“We wanted to put a lot of pressure on their defence,” he said. “They’ve got a great backline but if you put some pressure on them then sometimes they are going to force it. I was lucky enough to be in that space where I got the interception and lucky enough to run to the line. I’m happy about that.
“Edinburgh always does well against Glasgow for some reason. For some reason the boys always pitch up and manage to get the win. I don’t think they like the way we play. They play a faster brand of rugby and we obviously try to slow it down and play our style of rugby. I don’t think they like that.”

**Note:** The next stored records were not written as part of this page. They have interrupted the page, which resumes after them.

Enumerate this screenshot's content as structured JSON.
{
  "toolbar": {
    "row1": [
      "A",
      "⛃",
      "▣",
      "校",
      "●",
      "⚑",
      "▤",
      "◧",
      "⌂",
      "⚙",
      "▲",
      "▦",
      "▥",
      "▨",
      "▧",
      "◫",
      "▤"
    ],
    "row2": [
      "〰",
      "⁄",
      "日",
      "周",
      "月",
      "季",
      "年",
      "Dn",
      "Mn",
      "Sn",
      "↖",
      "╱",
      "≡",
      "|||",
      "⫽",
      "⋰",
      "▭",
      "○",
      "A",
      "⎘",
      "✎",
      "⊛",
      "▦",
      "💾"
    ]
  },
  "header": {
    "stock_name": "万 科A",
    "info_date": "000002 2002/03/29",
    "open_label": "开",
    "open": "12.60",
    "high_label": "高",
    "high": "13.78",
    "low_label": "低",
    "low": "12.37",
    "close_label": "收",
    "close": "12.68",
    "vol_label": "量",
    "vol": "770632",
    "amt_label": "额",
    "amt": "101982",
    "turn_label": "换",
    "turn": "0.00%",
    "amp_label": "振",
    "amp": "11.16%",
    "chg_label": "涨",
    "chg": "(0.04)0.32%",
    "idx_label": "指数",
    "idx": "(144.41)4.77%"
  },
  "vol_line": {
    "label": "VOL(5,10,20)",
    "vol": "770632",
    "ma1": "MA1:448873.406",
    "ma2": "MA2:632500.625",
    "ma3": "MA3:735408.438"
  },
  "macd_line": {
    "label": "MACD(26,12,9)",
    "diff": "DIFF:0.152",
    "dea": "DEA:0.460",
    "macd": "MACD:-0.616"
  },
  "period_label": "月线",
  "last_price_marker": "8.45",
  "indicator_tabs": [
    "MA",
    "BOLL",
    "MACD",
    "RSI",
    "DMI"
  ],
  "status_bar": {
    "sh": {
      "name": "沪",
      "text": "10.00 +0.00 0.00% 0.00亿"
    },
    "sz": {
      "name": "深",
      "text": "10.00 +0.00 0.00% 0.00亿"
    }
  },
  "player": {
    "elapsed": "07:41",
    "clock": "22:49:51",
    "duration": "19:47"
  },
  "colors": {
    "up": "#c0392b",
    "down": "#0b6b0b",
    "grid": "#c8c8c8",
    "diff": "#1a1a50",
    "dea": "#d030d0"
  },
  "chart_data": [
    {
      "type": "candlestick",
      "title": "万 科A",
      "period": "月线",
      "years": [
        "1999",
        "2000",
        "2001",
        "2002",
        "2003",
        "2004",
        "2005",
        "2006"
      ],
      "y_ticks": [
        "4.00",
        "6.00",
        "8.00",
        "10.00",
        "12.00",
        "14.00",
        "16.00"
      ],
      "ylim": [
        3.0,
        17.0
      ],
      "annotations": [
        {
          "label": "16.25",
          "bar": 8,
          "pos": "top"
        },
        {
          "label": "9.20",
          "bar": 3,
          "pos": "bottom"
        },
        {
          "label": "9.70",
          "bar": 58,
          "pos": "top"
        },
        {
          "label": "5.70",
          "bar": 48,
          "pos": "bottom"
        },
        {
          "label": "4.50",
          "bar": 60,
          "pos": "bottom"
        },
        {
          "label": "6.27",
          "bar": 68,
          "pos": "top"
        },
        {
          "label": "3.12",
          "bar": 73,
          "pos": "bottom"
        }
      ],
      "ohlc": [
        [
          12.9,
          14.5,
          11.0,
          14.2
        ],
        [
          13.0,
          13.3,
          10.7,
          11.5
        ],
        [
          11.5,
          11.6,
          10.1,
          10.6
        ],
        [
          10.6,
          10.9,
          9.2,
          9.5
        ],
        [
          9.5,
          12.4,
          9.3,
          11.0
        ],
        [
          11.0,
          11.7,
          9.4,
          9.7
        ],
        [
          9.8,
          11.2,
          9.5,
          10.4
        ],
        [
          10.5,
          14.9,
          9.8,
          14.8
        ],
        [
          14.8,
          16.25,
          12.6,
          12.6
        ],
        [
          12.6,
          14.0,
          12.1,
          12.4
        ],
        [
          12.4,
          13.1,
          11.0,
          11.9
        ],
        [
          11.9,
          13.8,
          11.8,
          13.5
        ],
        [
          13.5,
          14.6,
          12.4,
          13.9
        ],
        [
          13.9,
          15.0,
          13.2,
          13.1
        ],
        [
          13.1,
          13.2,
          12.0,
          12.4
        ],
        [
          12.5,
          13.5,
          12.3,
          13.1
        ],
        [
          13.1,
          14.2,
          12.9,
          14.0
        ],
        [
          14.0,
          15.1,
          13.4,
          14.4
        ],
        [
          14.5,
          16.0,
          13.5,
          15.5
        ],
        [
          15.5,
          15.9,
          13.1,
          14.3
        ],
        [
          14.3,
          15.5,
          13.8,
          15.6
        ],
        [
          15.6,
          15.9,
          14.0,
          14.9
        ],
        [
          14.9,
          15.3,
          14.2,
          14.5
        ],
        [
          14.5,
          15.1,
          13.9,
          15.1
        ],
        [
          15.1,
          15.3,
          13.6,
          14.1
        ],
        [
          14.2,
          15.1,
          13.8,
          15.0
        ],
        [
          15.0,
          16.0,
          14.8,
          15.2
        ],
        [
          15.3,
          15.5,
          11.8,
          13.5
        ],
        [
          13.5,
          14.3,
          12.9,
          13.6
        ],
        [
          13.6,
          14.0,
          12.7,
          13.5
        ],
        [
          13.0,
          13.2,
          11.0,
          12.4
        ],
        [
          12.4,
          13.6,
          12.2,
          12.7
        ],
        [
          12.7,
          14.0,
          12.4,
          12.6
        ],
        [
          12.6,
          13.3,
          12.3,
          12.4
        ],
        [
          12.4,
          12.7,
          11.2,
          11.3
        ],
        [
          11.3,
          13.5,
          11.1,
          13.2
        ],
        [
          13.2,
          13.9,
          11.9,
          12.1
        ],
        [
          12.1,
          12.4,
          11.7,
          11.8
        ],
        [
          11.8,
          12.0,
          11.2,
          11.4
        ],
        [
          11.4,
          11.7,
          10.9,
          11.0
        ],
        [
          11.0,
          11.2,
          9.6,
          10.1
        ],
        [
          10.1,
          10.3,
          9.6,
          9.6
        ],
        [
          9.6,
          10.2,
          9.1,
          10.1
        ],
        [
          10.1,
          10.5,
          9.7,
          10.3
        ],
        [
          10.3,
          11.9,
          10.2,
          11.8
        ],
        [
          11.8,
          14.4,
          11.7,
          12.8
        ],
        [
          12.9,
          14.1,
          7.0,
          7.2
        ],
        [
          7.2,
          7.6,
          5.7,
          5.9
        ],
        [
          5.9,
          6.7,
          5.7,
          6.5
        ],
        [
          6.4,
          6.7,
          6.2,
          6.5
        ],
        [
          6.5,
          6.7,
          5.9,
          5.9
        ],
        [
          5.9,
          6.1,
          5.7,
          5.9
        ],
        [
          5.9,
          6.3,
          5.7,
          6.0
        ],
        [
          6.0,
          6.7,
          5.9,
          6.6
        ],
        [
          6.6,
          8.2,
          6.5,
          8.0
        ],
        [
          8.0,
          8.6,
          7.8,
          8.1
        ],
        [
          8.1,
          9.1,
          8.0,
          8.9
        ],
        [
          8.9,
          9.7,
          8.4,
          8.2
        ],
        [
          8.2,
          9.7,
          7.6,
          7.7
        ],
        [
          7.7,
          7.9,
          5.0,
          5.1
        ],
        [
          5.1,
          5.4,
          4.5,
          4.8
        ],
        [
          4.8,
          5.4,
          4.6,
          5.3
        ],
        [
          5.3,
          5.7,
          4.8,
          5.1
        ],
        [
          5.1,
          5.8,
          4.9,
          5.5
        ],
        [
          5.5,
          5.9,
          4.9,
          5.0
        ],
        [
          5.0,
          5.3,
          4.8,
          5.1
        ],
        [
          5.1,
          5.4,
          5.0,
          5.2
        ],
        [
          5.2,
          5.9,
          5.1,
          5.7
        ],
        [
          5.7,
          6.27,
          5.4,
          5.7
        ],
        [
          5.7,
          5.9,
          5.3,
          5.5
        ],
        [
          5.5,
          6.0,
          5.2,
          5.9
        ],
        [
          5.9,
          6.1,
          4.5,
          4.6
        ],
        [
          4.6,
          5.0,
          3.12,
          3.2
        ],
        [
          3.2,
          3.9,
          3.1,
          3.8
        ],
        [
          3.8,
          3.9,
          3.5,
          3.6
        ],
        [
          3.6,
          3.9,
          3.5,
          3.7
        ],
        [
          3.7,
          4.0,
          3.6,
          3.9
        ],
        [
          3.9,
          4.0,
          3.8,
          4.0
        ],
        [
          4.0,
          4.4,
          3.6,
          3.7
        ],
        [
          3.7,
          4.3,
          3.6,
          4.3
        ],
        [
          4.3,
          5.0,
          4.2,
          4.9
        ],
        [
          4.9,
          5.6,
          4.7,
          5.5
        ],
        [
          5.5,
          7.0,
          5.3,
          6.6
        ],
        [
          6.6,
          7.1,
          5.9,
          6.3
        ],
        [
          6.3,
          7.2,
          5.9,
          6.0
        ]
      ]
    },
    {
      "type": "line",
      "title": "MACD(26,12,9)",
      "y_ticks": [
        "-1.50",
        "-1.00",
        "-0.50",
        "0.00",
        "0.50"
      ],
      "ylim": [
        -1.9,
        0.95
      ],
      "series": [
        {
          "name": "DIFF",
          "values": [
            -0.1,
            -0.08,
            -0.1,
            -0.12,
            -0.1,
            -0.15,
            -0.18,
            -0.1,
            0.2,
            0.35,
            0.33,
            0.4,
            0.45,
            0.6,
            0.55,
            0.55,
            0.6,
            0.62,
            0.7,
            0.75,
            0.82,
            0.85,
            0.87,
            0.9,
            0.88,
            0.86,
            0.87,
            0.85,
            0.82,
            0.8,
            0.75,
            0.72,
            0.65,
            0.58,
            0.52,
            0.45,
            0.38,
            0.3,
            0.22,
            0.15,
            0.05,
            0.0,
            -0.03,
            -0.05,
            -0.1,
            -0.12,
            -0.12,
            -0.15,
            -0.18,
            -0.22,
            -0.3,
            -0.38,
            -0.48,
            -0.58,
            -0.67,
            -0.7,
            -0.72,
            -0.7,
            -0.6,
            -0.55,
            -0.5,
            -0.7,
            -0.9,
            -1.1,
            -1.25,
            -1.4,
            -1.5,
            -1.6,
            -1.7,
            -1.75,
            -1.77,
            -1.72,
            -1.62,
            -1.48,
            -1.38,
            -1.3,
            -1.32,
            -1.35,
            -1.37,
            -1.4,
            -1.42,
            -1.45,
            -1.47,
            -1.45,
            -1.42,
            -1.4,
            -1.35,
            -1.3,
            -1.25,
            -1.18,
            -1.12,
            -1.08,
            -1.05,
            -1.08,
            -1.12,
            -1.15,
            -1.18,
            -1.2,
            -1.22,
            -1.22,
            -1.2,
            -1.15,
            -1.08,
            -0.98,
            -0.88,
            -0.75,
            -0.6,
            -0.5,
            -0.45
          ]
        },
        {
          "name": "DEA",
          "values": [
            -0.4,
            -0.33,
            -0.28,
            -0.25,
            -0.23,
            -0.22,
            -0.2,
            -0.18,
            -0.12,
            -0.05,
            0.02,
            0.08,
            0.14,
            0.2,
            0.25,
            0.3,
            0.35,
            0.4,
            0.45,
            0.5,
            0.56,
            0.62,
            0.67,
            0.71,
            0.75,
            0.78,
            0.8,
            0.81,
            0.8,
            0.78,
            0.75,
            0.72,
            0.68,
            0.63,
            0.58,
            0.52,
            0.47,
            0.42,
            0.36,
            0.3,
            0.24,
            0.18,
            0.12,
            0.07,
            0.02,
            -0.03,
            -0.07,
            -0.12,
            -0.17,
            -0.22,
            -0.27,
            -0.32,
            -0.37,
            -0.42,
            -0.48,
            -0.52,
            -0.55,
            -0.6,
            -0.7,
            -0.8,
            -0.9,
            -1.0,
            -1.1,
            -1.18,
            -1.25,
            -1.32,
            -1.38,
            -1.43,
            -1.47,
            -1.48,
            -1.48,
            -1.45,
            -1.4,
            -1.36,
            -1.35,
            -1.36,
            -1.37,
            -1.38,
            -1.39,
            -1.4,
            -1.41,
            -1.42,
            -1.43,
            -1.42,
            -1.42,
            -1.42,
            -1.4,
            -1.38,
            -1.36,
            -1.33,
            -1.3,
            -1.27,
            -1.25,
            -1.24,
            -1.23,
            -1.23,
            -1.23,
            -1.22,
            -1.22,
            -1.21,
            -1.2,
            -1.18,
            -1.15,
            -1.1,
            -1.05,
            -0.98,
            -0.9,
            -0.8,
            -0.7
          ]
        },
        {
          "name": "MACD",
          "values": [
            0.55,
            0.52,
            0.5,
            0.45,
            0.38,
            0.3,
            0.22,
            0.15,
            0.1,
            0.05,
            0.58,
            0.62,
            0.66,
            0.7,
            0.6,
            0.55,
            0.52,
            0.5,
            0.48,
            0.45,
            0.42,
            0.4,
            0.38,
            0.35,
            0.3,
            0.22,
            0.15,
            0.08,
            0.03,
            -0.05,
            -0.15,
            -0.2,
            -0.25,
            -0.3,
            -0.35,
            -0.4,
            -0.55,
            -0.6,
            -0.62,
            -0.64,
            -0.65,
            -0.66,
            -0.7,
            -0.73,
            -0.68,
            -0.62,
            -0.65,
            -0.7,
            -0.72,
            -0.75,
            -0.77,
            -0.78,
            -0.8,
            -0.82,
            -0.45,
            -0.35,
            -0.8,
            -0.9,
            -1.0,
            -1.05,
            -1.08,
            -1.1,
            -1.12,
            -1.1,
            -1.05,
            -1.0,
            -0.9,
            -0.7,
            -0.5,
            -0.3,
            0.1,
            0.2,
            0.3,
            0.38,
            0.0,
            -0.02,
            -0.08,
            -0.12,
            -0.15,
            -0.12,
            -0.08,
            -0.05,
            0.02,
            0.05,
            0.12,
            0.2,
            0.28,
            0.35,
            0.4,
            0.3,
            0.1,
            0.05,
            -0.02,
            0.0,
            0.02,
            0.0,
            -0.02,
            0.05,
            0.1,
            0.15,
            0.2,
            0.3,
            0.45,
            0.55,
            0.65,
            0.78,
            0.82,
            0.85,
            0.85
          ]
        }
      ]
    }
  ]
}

In the final 1872 Cup game of the season at Scotstoun on Saturday evening, Glasgow would rather play their own pacy brand of rugby. They prefer the unstructured struff and tend to attack space rather than bodies, which is why they are so dangerous from turnovers. Edinburgh’s go-slow tactics may not win them many new fans but they have proved mightily effective against Glasgow in recent years. The Edinburgh players prefer to spend as long as possible in set piece play, their speciality, although the signs suggest they may not have everything their way on Saturday.
And that could spell trouble as they are a point behind third-placed Benetton, who face struggling Zebre in an earlier kick-off.
Edinburgh could be left hoping a bonus-point win over the Warriors at Scotstoun will be enough for a play-off berth.
Edinburgh’s regular front fivem of Pierre Schoeman, Stuart McInally, WP Nel, Grant Gilchrist and Ben Toolis will be in situ but Glasgow will have Fraser Brown and Zander Fagerson back on front-row duty after missing the middle of the season. Scott Cummings has forced his way into the second row with Jonny Gray.
Glasgow’s set scrum looks a different prospect to the one that was bullied in the opening two derby games. Take away Edinburgh’s scrum dominance and it will be interesting to see what else they have left. Threats out wide for sure, in Darcy Graham and van der Merwe. But Edinburgh, rather than Glasgow, may find themselves chasing the game.
Van der Merwe added: “We’ve got a lot of fight in our squad. We have come back in previous games when we were down. We were down at Scarlets but we came back when it was a must-win for us. This weekend is also a must-win. We’ve got the skills. We’ve got a good attacking system so I would back the boys, even if we are down.”
The chances are that Edinburgh will need to match whatever haul of points the Scarlets manage against the Dragons, most likely a full house of five.
So, Edinburgh will need to score four tries in one match against Glasgow when they managed just three in both December derbies.
“We are obviously aware of the bonus point,” added van der Merwe, “but we still need to be patient. We still need to stick to our system and the way we play. We’re not going to go out on Saturday and do something we haven’t done. Our system has been working for us. We know we need to get five points, we will just focus on three points, five points and see where we get.
“We just need to forget about it (the bonus point) and stick to the system.”
Meanwhile, Glasgow winger Lee Jones, pictured, has agreed a new two-year deal after committing himself to Dave Rennie’s side. The 30-year-old, who has earned 10 caps for Scotland since his debut in 2012, will remain at Scotstoun until at least June 2021.
Jones said: “I’m delighted to be staying at Scotstoun, the brand of rugby the coaches have us playing and the atmosphere day-in-day-out make coming to work every day a pleasure.
“I’m excited to get back fit and help the squad with the final run in. It would be amazing to make some history as a group and I really feel we are building something here.”
Rennie added: “Lee is an extremely impressive athlete and a model professional. He’s battled with injuries a bit but when fit he is one of the most lethal finishers in our squad.”